Work starts at 7 a.m. and often goes until 9 or 10 p.m., according to the Zerphys.
Those start and stop times are “not neighborly, at best,” Jeni Zerphy said.
With the night work comes floodlights and vehicle headlights that shine into their windows, she said.
“We have been living with our blinds closed 24/7,” she said.
Jeni Zerphy said she’s spoken to her neighbors with young kids, and they’re frustrated that their children go to sleep and wake up to the sounds of construction.
Larry Pegher, Patton Township’s director of finance and administration, said the township code doesn’t have designated start and stop times. In the past, the township has allowed contractors and developers to work 7 a.m.-10 p.m. seven days a week.
“We are committed to being a good neighbor in State College and the Toftrees community, and we work as best we can to minimize impact to people in the neighboring areas surrounding the construction site,” a spokesperson for Georgia-based developer Landmark Properties said in an email.
“Developing an entire community from the ground up does come with some added noise, particularly for those closest to the work in progress. That said, we do our best to conduct the potentially most disruptive work during normal daytime business hours. All of our construction is completed in full compliance with policies and regulations,” the spokesperson said.
It could be that the developer is trying to make up for lost time. A state Environmental Hearing Board order halted construction of the 162-unit development at the request of Shaner Hotel Holdings Limited Partnership, citing issues with a stormwater permit.
So work was just able to resume toward the end of last month, and some students are scheduled to move in for fall semester, Pegher said.
The township also doesn’t have a noise ordinance, Pegher said, but the Board of Supervisors is discussing one at its meeting Wednesday night.
Pegher encouraged residents in support of such an ordinance to attend the meeting or write in support of it to the township.
Another of the Zerphys’ concerns is that heavy equipment and construction vehicles are using their residential street as an entrance to the development site.
The Landmark Properties spokesperson said crews are no longer using Dean’s Way as a construction entrance, and were only using it until a direct access road to the site and storage yard were completed.
In addition, the spokesperson said that crews are in the process of creating two stormwater basins near the Honors Crossing development, where Dean’s Way is located.

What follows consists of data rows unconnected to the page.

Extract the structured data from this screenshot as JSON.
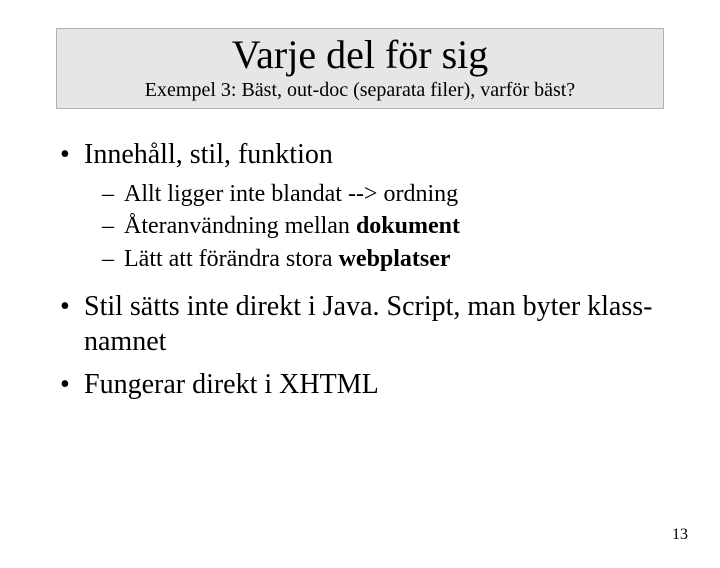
{
  "title": {
    "main": "Varje del för sig",
    "sub": "Exempel 3: Bäst, out-doc (separata filer), varför bäst?"
  },
  "bullets": {
    "b1": {
      "text": "Innehåll, stil, funktion",
      "sub1": "Allt ligger inte blandat --> ordning",
      "sub2_pre": "Återanvändning mellan ",
      "sub2_bold": "dokument",
      "sub3_pre": "Lätt att förändra stora ",
      "sub3_bold": "webplatser"
    },
    "b2": "Stil sätts inte direkt i Java. Script, man byter klass-namnet",
    "b3": "Fungerar direkt i XHTML"
  },
  "page_number": "13"
}
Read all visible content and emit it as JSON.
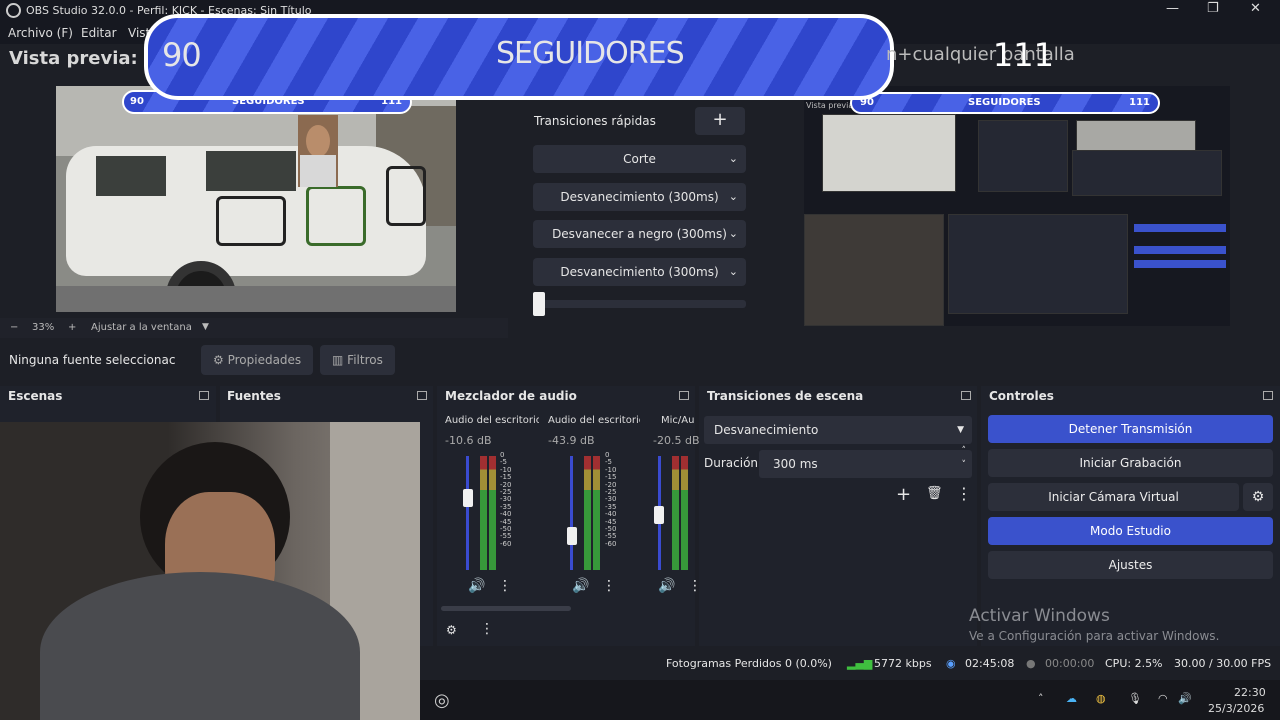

Once those are finished in the next four weeks, the spokesperson said, remaining construction will take place further away from the residential homes in Honors Crossing.
Aside from the work itself, the Zerphys feel there’s also a lack of communication about the construction.
“There’s what you’re required to do and then there’s what you should do,” Matt Zerphy said.
The neighbors should know what’s going on, he said, adding that the township could be getting them excited about the project rather than making them angry.
Matt Zerphy said this kind of development and activity brings jobs and more people into the neighborhood and those are good things. But, he said the people who already live in the neighborhoods should feel welcome too.
The township is working on a way to better communicate with residents, Pegher said.